The policemen gave us back beer that they had confiscated less than an hour earlier and let us go.

Amazing but true.

I was 16. I remember because just a few months earlier, I went from being a skinny kid with no life to being useful! I had a driver’s licence. Once I could drive, I could be — although they hadn’t invented the term yet — the 
 FISHIES' FAVOURITE NIGHTMARE:
Me, Ed, Pat, Tom Sr., Tom Jr. or Alex going fishin' 
designated driver for my older brother Tom and his buddies.

I’ve always really looked up to Tom, who's about 11 years older than me, and I wanted to hang out with him and his pals Moe, Joe, Brian, Don, Tom, Gerard and the others. They owned cars and played guitars.  

They travelled and went hunting and had girlfriends. And they always seemed to be laughing. And singing.

They also fished.

So — and remember this was a long time ago —  with me behind the wheel of whatever car they were using, Tom and his gang could sit in the back and dri… I mean, prepare to fish.

 I got to go on all sorts of adventures I wouldn’t have otherwise been part of.

Trips that were fun and educational, too.

There was, for instance, one late May fishing trip to a fishing camp near a little crossroads called Sultan, about 100 clicks north of our hometown of Sudbury.

That trip, I learned how to tie a boat to a car roof rack in such a way that when you cornered just so, the boat would gently slide off the racks and down over the passenger side doors but not so far as to hit the ground.  

I also learned that sometimes in Sultan, in late May, it snows, and by the time you get to the fishing spot, it’s too cold to do anything but turn around and go home again.  

But that wasn’t the night the cops gave us our beer back.

The beer-back night, we were in my father’s 1972 Ford station wagon and headed to the Whitefish River about 50 miles west of Sudbury to do some smelt “fishing.”  

The reason for the quotes marks is twofold: First, going after tiny river-swimming creatures called smelt shouldn’t count as fishing because all you do is stand on the shore and dip a long-handled net into the water and pull it out again, full of little fishies. The only skill a person fishing for smelt needs is the ability to not fall into the water.  

The other reason for the quote marks?

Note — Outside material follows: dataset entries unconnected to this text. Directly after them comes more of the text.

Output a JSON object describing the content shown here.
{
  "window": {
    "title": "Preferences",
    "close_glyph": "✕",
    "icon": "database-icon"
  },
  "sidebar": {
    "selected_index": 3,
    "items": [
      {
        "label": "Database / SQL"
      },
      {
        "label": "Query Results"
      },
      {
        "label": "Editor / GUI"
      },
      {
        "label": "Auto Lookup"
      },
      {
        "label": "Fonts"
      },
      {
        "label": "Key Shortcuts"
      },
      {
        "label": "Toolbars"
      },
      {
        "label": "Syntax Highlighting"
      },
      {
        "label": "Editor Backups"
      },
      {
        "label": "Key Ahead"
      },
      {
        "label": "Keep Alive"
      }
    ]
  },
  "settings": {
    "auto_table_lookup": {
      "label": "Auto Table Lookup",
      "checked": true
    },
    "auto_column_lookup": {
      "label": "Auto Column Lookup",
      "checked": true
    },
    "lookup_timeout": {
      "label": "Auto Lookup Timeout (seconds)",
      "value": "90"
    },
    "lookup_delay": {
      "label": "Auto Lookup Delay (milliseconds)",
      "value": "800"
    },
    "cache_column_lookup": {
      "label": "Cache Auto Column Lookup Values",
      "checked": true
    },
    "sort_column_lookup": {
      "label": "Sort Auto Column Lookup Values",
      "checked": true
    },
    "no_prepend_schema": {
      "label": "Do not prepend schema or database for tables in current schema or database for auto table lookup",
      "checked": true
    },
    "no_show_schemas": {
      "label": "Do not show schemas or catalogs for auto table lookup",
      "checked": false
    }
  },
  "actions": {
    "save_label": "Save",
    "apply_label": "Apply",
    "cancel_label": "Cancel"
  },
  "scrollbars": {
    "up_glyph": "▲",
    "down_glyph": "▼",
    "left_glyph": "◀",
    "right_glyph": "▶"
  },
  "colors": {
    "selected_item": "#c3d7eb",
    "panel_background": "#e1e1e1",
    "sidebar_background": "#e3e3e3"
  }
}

When we Carters went fishing, it didn’t suck to be a fish.

In other words, somewhere, at this very moment, in a Northern Ontario lake, a couple of 45-year-old pikes are reminiscing about how frightened they and their pike buddies didn’t get when they heard through the fish grapevine that a Carter was going fishing.

But smelts? They had reason to fret.

Smelt fishing in those days, should have been called standing on the shore drinking.  The fun was in hanging around a fire and, as my brother Pat used to say, "trading lies." Dipping the net in the river once in a while was a distraction. Smelt was the only kind of fishing I (or any other Carter) was any good at.  And that’s what we were headed to the Whitefish River to do.

There I was in the driver’s seat while Tom and his pals were aft, drink…I mean warming up.

Just before we got to the river, a cop flags me down. I pull over, roll down my window and he asks where we’re going. I tell him, “smelt fishing.”

“Do you have any beer in the car?” He didn’t have to ask.

We opened the tail gate, the policeman removed two two-fours and told us to have a good time.

We drove five more minutes to the river.  I don’t recall whether anybody took time out from their busy evening to dip a net into the water; we pretty much got to the river and turned around to go home.

I think it was the first time in history that anybody ever got skunked smelt fishing.

A few miles later, the police — God bless them — flagged us down all over again and, believe it or not, gave the boys back their beer.

The fact that nothing bad happened verged on the miraculous.

Fishing with Tom is always one surprise after another. Unless you’re a fish.